─── THE DATA

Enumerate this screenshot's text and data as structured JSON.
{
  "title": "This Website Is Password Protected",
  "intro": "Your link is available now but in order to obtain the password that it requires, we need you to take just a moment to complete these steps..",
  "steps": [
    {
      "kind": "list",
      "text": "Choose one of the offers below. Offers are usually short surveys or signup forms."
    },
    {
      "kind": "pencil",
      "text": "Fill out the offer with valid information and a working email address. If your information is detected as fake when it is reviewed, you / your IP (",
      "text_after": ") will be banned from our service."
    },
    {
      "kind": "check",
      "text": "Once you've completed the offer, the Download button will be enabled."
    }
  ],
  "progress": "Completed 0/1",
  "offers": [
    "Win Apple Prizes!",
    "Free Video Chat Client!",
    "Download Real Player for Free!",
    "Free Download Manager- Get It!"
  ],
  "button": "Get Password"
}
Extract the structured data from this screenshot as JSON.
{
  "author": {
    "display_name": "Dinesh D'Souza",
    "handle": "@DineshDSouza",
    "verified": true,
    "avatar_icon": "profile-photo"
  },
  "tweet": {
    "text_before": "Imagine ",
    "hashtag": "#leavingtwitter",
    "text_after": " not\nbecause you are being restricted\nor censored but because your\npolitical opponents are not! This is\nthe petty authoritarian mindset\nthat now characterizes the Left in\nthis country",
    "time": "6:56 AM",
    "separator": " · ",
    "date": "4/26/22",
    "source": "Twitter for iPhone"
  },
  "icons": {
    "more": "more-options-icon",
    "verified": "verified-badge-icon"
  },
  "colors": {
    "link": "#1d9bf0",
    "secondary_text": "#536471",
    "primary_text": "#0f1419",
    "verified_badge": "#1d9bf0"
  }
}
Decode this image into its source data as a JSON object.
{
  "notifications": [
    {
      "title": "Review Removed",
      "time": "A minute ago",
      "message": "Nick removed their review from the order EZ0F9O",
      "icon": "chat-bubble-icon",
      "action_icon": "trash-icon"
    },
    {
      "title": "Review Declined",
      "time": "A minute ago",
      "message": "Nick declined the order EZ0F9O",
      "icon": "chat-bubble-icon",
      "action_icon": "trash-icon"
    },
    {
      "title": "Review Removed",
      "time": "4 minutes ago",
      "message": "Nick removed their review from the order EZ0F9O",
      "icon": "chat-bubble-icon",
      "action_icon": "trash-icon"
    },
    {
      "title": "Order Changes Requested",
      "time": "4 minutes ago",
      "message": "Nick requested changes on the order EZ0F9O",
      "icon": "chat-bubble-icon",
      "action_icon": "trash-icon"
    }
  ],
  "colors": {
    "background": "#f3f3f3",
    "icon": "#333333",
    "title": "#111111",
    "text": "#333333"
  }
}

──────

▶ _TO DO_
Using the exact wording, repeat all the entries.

▶ _WRITTEN RESPONSE_
Enumerate this screenshot's text and data as structured JSON.
{
  "title": "This Website Is Password Protected",
  "intro": "Your link is available now but in order to obtain the password that it requires, we need you to take just a moment to complete these steps..",
  "steps": [
    {
      "kind": "list",
      "text": "Choose one of the offers below. Offers are usually short surveys or signup forms."
    },
    {
      "kind": "pencil",
      "text": "Fill out the offer with valid information and a working email address. If your information is detected as fake when it is reviewed, you / your IP (",
      "text_after": ") will be banned from our service."
    },
    {
      "kind": "check",
      "text": "Once you've completed the offer, the Download button will be enabled."
    }
  ],
  "progress": "Completed 0/1",
  "offers": [
    "Win Apple Prizes!",
    "Free Video Chat Client!",
    "Download Real Player for Free!",
    "Free Download Manager- Get It!"
  ],
  "button": "Get Password"
}
Extract the structured data from this screenshot as JSON.
{
  "author": {
    "display_name": "Dinesh D'Souza",
    "handle": "@DineshDSouza",
    "verified": true,
    "avatar_icon": "profile-photo"
  },
  "tweet": {
    "text_before": "Imagine ",
    "hashtag": "#leavingtwitter",
    "text_after": " not\nbecause you are being restricted\nor censored but because your\npolitical opponents are not! This is\nthe petty authoritarian mindset\nthat now characterizes the Left in\nthis country",
    "time": "6:56 AM",
    "separator": " · ",
    "date": "4/26/22",
    "source": "Twitter for iPhone"
  },
  "icons": {
    "more": "more-options-icon",
    "verified": "verified-badge-icon"
  },
  "colors": {
    "link": "#1d9bf0",
    "secondary_text": "#536471",
    "primary_text": "#0f1419",
    "verified_badge": "#1d9bf0"
  }
}
Decode this image into its source data as a JSON object.
{
  "notifications": [
    {
      "title": "Review Removed",
      "time": "A minute ago",
      "message": "Nick removed their review from the order EZ0F9O",
      "icon": "chat-bubble-icon",
      "action_icon": "trash-icon"
    },
    {
      "title": "Review Declined",
      "time": "A minute ago",
      "message": "Nick declined the order EZ0F9O",
      "icon": "chat-bubble-icon",
      "action_icon": "trash-icon"
    },
    {
      "title": "Review Removed",
      "time": "4 minutes ago",
      "message": "Nick removed their review from the order EZ0F9O",
      "icon": "chat-bubble-icon",
      "action_icon": "trash-icon"
    },
    {
      "title": "Order Changes Requested",
      "time": "4 minutes ago",
      "message": "Nick requested changes on the order EZ0F9O",
      "icon": "chat-bubble-icon",
      "action_icon": "trash-icon"
    }
  ],
  "colors": {
    "background": "#f3f3f3",
    "icon": "#333333",
    "title": "#111111",
    "text": "#333333"
  }
}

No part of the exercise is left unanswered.